There were no deaths or injuries reported.
In Nevis, VON Radio reported roadways suffering the brunt of the water overflowing the ghauts on its way to the sea include Stoney Grove, around Pump Road; Marion Heights; Prospect; Browne’s Pasture; the area around Fountain Ghaut and in the vicinity of Nisbett’s Plantation Hotel.
Government and Disaster Preparedness officials are assessing the damage which they say could prove to be very costly.
The British Virgin Islands has been declared a state of emergency by Governor William Boyd McCleary on Wednesday following severe flooding that gripped the Territory, while the Department of Disaster Management (DDM) said it is the worst flood that has ever hit the Territory.
“…Decided to proclaim a state of emergency in the Territory. I will also be making an Order declaring three areas as disaster areas – Capoons Bay, Pockwood Pond and Prospect Reef, to enable Public Works to go into these areas and carry out any necessary works,” the Governor announced on Wednesday afternoon during a press conference held at the Department of Disaster Management (DDM).
However, the Governor said at this time there is no need for external help and no need for residents to get anxious.
The decisions were made following a meeting held by the National Emergency Operations Centre which was chaired by the Governor. They discussed the conditions within the Territory and plans for the response activities that are required.
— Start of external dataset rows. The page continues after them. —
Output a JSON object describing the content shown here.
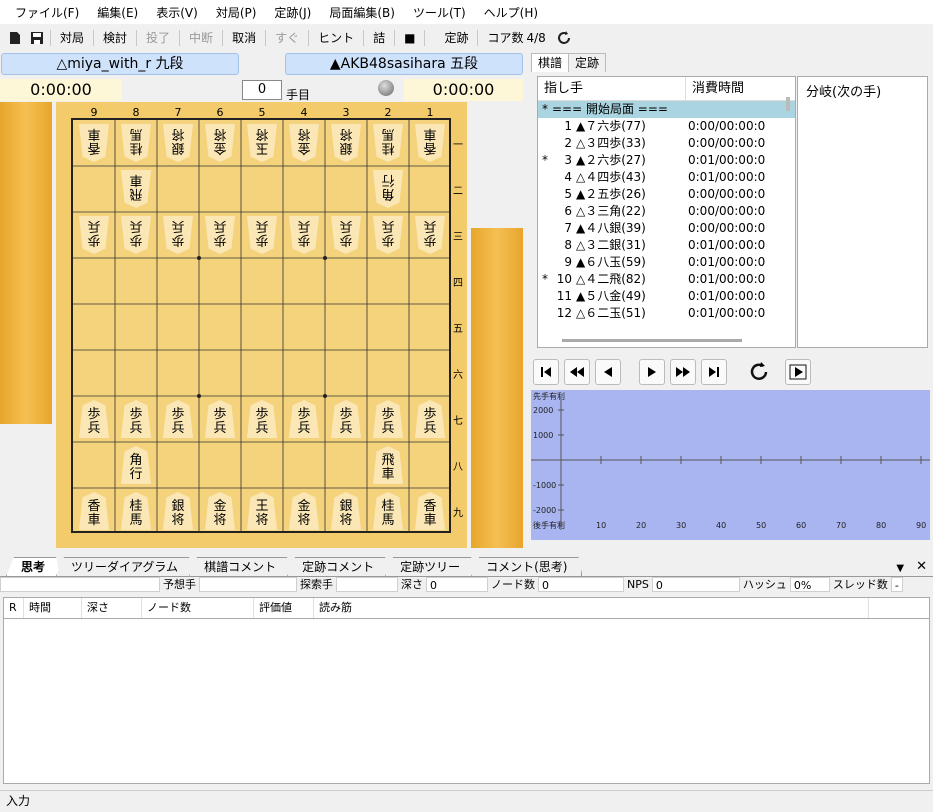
{
  "menu": [
    "ファイル(F)",
    "編集(E)",
    "表示(V)",
    "対局(P)",
    "定跡(J)",
    "局面編集(B)",
    "ツール(T)",
    "ヘルプ(H)"
  ],
  "toolbar": {
    "taikyoku": "対局",
    "kento": "検討",
    "toryo": "投了",
    "chudan": "中断",
    "torikeshi": "取消",
    "sugu": "すぐ",
    "hint": "ヒント",
    "tsume": "詰",
    "stop": "■",
    "joseki": "定跡",
    "core_label": "コア数",
    "core_value": "4/8"
  },
  "players": {
    "gote": "△miya_with_r 九段",
    "sente": "▲AKB48sasihara 五段"
  },
  "clocks": {
    "gote": "0:00:00",
    "sente": "0:00:00"
  },
  "move_number": {
    "value": "0",
    "suffix": "手目"
  },
  "board": {
    "columns": [
      "9",
      "8",
      "7",
      "6",
      "5",
      "4",
      "3",
      "2",
      "1"
    ],
    "rows": [
      "一",
      "二",
      "三",
      "四",
      "五",
      "六",
      "七",
      "八",
      "九"
    ],
    "gote_back": [
      "香車",
      "桂馬",
      "銀将",
      "金将",
      "玉将",
      "金将",
      "銀将",
      "桂馬",
      "香車"
    ],
    "gote_rook": "飛車",
    "gote_bishop": "角行",
    "pawn": "歩兵",
    "sente_back": [
      "香車",
      "桂馬",
      "銀将",
      "金将",
      "王将",
      "金将",
      "銀将",
      "桂馬",
      "香車"
    ],
    "sente_bishop": "角行",
    "sente_rook": "飛車"
  },
  "right_tabs": [
    "棋譜",
    "定跡"
  ],
  "kifu": {
    "headers": {
      "move": "指し手",
      "time": "消費時間"
    },
    "start": {
      "mark": "*",
      "text": "=== 開始局面 ==="
    },
    "moves": [
      {
        "mark": "",
        "n": "1",
        "text": "▲７六歩(77)",
        "time": "0:00/00:00:0"
      },
      {
        "mark": "",
        "n": "2",
        "text": "△３四歩(33)",
        "time": "0:00/00:00:0"
      },
      {
        "mark": "*",
        "n": "3",
        "text": "▲２六歩(27)",
        "time": "0:01/00:00:0"
      },
      {
        "mark": "",
        "n": "4",
        "text": "△４四歩(43)",
        "time": "0:01/00:00:0"
      },
      {
        "mark": "",
        "n": "5",
        "text": "▲２五歩(26)",
        "time": "0:00/00:00:0"
      },
      {
        "mark": "",
        "n": "6",
        "text": "△３三角(22)",
        "time": "0:00/00:00:0"
      },
      {
        "mark": "",
        "n": "7",
        "text": "▲４八銀(39)",
        "time": "0:00/00:00:0"
      },
      {
        "mark": "",
        "n": "8",
        "text": "△３二銀(31)",
        "time": "0:01/00:00:0"
      },
      {
        "mark": "",
        "n": "9",
        "text": "▲６八玉(59)",
        "time": "0:01/00:00:0"
      },
      {
        "mark": "*",
        "n": "10",
        "text": "△４二飛(82)",
        "time": "0:01/00:00:0"
      },
      {
        "mark": "",
        "n": "11",
        "text": "▲５八金(49)",
        "time": "0:01/00:00:0"
      },
      {
        "mark": "",
        "n": "12",
        "text": "△６二玉(51)",
        "time": "0:01/00:00:0"
      }
    ]
  },
  "branch_title": "分岐(次の手)",
  "graph": {
    "top_label": "先手有利",
    "bottom_label": "後手有利",
    "y_ticks": [
      "2000",
      "1000",
      "-1000",
      "-2000"
    ],
    "x_ticks": [
      "10",
      "20",
      "30",
      "40",
      "50",
      "60",
      "70",
      "80",
      "90"
    ]
  },
  "bottom_tabs": [
    "思考",
    "ツリーダイアグラム",
    "棋譜コメント",
    "定跡コメント",
    "定跡ツリー",
    "コメント(思考)"
  ],
  "info": {
    "yoso": "予想手",
    "tansaku": "探索手",
    "fukasa": "深さ",
    "fukasa_val": "0",
    "node": "ノード数",
    "node_val": "0",
    "nps": "NPS",
    "nps_val": "0",
    "hash": "ハッシュ",
    "hash_val": "0%",
    "thread": "スレッド数",
    "thread_val": "-"
  },
  "think_headers": [
    "R",
    "時間",
    "深さ",
    "ノード数",
    "評価値",
    "読み筋"
  ],
  "status": "入力"
}
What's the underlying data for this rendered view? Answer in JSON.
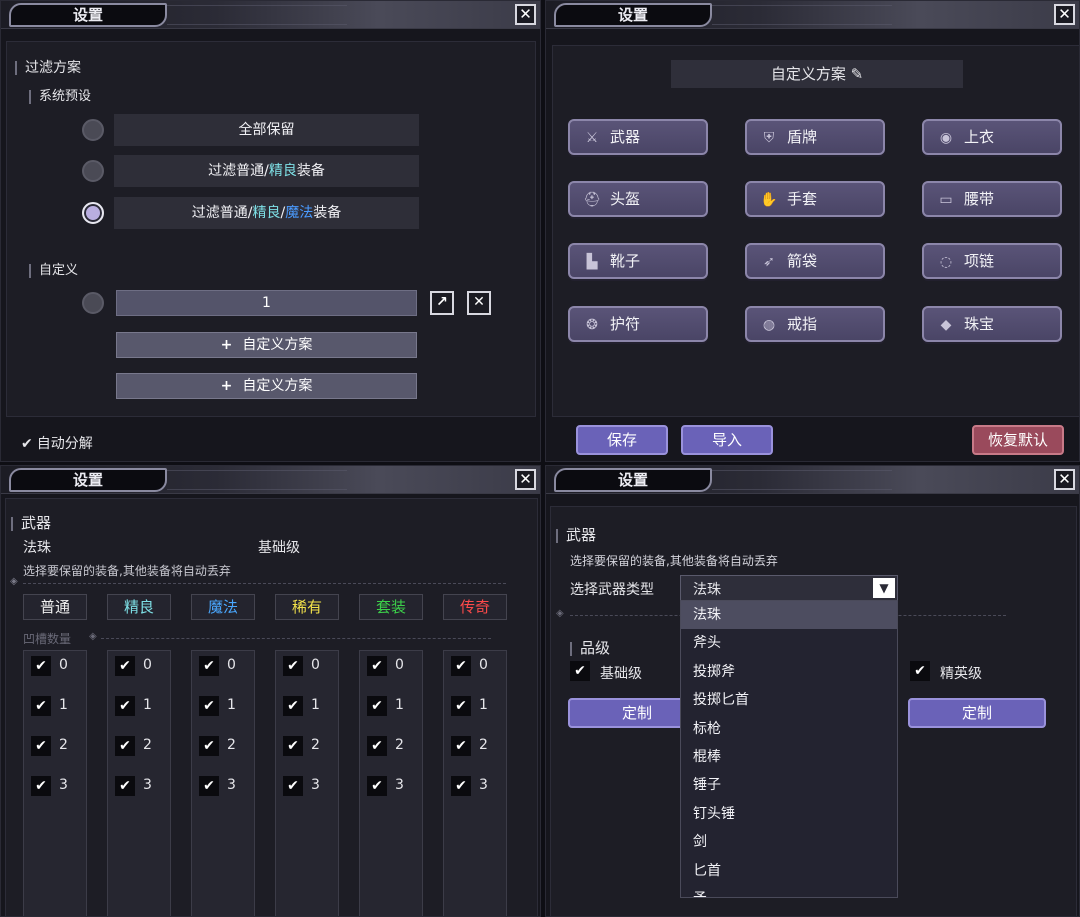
{
  "window_title": "设置",
  "close_glyph": "✕",
  "panel1": {
    "filter_title": "过滤方案",
    "system_preset": "系统预设",
    "options": [
      {
        "parts": [
          {
            "t": "全部保留",
            "c": ""
          }
        ]
      },
      {
        "parts": [
          {
            "t": "过滤普通/",
            "c": ""
          },
          {
            "t": "精良",
            "c": "#7ee0e6"
          },
          {
            "t": "装备",
            "c": ""
          }
        ]
      },
      {
        "parts": [
          {
            "t": "过滤普通/",
            "c": ""
          },
          {
            "t": "精良",
            "c": "#7ee0e6"
          },
          {
            "t": "/",
            "c": ""
          },
          {
            "t": "魔法",
            "c": "#4a9bff"
          },
          {
            "t": "装备",
            "c": ""
          }
        ]
      }
    ],
    "custom_title": "自定义",
    "custom_value": "1",
    "add_label": "自定义方案",
    "add_icon": "+",
    "auto_decompose": "自动分解",
    "check_glyph": "✔"
  },
  "panel2": {
    "scheme_name": "自定义方案",
    "edit_icon": "✎",
    "slots": [
      {
        "label": "武器",
        "icon": "sword-icon",
        "glyph": "⚔"
      },
      {
        "label": "盾牌",
        "icon": "shield-icon",
        "glyph": "⛨"
      },
      {
        "label": "上衣",
        "icon": "armor-icon",
        "glyph": "◉"
      },
      {
        "label": "头盔",
        "icon": "helmet-icon",
        "glyph": "⛑"
      },
      {
        "label": "手套",
        "icon": "glove-icon",
        "glyph": "✋"
      },
      {
        "label": "腰带",
        "icon": "belt-icon",
        "glyph": "▭"
      },
      {
        "label": "靴子",
        "icon": "boot-icon",
        "glyph": "▙"
      },
      {
        "label": "箭袋",
        "icon": "quiver-icon",
        "glyph": "➶"
      },
      {
        "label": "项链",
        "icon": "necklace-icon",
        "glyph": "◌"
      },
      {
        "label": "护符",
        "icon": "amulet-icon",
        "glyph": "❂"
      },
      {
        "label": "戒指",
        "icon": "ring-icon",
        "glyph": "◍"
      },
      {
        "label": "珠宝",
        "icon": "gem-icon",
        "glyph": "◆"
      }
    ],
    "save": "保存",
    "import": "导入",
    "reset": "恢复默认"
  },
  "panel3": {
    "section": "武器",
    "type": "法珠",
    "level": "基础级",
    "hint": "选择要保留的装备,其他装备将自动丢弃",
    "grades": [
      {
        "label": "普通",
        "color": "#f0f0f0"
      },
      {
        "label": "精良",
        "color": "#7ee0e6"
      },
      {
        "label": "魔法",
        "color": "#4aa8ff"
      },
      {
        "label": "稀有",
        "color": "#f2e24a"
      },
      {
        "label": "套装",
        "color": "#3cd04a"
      },
      {
        "label": "传奇",
        "color": "#ff4a4a"
      }
    ],
    "socket_label": "凹槽数量",
    "sockets": [
      "0",
      "1",
      "2",
      "3"
    ]
  },
  "panel4": {
    "section": "武器",
    "hint": "选择要保留的装备,其他装备将自动丢弃",
    "select_label": "选择武器类型",
    "selected": "法珠",
    "dropdown": [
      "法珠",
      "斧头",
      "投掷斧",
      "投掷匕首",
      "标枪",
      "棍棒",
      "锤子",
      "钉头锤",
      "剑",
      "匕首",
      "矛"
    ],
    "quality_title": "品级",
    "basic": "基础级",
    "elite": "精英级",
    "customize": "定制"
  }
}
The Governor said from speaking to persons in and around Territory, he was told that this is the worst flooding that has hit the BVI.
Sharleen Dabreo, Director of DDM concurred and said that it is the worst, even when compared to the 2003 floods.
Governor McCleary said the damage caused by this flooding has bypassed that of Earl. Four shelters are now open and persons are encouraged to utilise the shelters.
The Governor urged residents to stay clear and allow crews from the Public Works Department to carry out their works. The Government has also urged those who have no business being on the roads to stay clear. The Public Works Department is currently clearing areas as quickly as possible.
In St. LUCIA, the fishing village of Dennery on the island’s East Coast has been declared a disaster zone.
This follows heavy overnight rains that left an estimated 100 houses under water.
No injuries were reported.